Engineers use decibels everywhere for calculating power levels, voltage levels, reflection coefficients, noise figures, field strengths, and more. Most instruments use it, whether they are signal generators, spectrum analyzers, test receivers, power meters, network analyzers, or audio analyzers. Despite this, decibels remain a mystery to most people, sometimes including experienced engineers.

Engineers deal with numbers in all their professional activities, with some numbers being very large or very small. However, most of the time, rather than the numbers themselves, it is the ratio of two quantities that is more important. For instance, the base station of a mobile radio system many be transmitting 80 W of power, of which only 2×10^{-8} W or 2.5×10^{-8 }percent reaches a mobile phone.

For dealing with very large or very small numerical figures, it becomes easier to use the logarithm of the numbers instead. For instance, the above base station transmits at +49 dBm, while the signal strength reaching the mobile phone is at -57 dBm. This makes the level difference between the two 106 dBm.

The main advantage in expressing ratios in decibels is they become far easier to manipulate. Adding and subtracting decibel values needs a much lower mental effort than to multiply or divide linear values.

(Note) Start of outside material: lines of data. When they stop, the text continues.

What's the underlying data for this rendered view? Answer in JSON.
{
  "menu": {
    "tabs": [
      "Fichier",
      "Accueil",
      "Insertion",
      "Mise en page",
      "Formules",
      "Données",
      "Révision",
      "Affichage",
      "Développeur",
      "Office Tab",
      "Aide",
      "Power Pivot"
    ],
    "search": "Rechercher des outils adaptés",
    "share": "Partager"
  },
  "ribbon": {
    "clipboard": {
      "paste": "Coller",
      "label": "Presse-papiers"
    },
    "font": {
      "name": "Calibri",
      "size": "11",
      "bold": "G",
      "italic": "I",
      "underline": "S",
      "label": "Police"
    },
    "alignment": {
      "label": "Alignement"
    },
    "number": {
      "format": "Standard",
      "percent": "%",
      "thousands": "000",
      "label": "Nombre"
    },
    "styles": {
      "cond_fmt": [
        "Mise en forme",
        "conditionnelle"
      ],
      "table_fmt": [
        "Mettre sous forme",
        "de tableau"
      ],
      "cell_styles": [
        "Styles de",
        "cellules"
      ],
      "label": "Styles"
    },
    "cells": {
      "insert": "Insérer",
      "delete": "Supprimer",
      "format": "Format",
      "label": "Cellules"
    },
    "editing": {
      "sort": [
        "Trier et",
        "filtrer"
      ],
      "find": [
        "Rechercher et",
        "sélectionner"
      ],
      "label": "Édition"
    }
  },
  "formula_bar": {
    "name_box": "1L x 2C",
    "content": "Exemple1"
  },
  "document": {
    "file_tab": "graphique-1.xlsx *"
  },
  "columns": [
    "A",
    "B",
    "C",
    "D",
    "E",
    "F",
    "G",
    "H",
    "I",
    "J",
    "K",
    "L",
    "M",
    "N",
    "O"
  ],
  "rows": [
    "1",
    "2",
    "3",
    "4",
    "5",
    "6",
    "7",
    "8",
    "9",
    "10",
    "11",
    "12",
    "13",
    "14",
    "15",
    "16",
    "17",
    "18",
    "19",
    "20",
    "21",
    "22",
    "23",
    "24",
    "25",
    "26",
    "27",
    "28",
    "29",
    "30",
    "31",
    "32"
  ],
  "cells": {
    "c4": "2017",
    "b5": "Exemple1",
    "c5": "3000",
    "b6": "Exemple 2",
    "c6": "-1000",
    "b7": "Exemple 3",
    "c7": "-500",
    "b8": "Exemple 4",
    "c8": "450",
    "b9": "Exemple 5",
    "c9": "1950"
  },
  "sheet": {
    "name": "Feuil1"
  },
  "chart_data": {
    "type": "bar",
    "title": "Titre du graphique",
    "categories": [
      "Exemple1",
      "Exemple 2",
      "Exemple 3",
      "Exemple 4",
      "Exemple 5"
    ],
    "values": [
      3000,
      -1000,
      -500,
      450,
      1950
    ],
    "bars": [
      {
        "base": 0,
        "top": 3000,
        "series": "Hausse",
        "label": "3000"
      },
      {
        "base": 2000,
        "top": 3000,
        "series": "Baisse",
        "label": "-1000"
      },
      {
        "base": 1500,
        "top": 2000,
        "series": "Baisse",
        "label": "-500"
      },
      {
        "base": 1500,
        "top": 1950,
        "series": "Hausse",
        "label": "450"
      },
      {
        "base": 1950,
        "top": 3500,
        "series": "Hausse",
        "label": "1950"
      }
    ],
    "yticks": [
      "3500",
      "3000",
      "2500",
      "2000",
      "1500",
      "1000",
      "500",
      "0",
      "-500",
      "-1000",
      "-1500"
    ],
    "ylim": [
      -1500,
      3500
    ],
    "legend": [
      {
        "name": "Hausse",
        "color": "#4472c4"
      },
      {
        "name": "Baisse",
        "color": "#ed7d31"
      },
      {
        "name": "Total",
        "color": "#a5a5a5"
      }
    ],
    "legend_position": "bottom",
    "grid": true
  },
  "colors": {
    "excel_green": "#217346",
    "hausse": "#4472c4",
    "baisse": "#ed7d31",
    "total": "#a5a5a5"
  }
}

Although a ratio cannot have dimensions, engineers use units of Bel to honor the inventor of the telephone, Alexander Graham Bell. The use of decibel makes the numbers more manageable, with decibel being one tenth of the Bel. Just as we multiply meters with 1000 to convert them to millimeters, we need to multiply Bel values by 10 to convert them to decibels. Therefore, dB represents ten times the ratio of two power values expressed as a logarithm to the base 10.

Since the decibel is a ratio, engineers must express arbitrary power levels with reference to a fixed quantity, as this allows proper comparison of the power levels. Telecommunication and radio frequency engineers most commonly use the reference quantity as the power of 1 mW into a 50-Ohm load. That is how in our example above, expressing 80 W of power in dBm becomes 10 x log (80/0.001) = 49 dBm. Although earlier, some engineers used the natural logarithm with a base of e, nowadays, engineers use the base 10 logarithm almost exclusively for calculating dBm.

Although the concept of decibels involves the ratio between two power levels, this can be easily converted to a ratio between two voltage levels, since the knowledge of power and resistance helps in finding the voltage across the resistance.

Apart from dBm, engineers use other reference quantities such as 1 W, 1 V, 1 µV, 1 A or 1 µA as well. In these cases, they express the dB quantities as dBW, dBV, dBµV, dBA, and dBµA. Similarly, for field strength measurements, these become dBW/m^{2}, dBV/m, dBA/m and dBµA/m.

Engineers obtain absolute values when expressing power level ratios using the reference values above. Therefore, they call these absolute values as levels. For instance, a level of 10 dBm represents a value 10 dB above 1 mW, while a level of -20 dBµV represents a value 20 dB below 1 µV.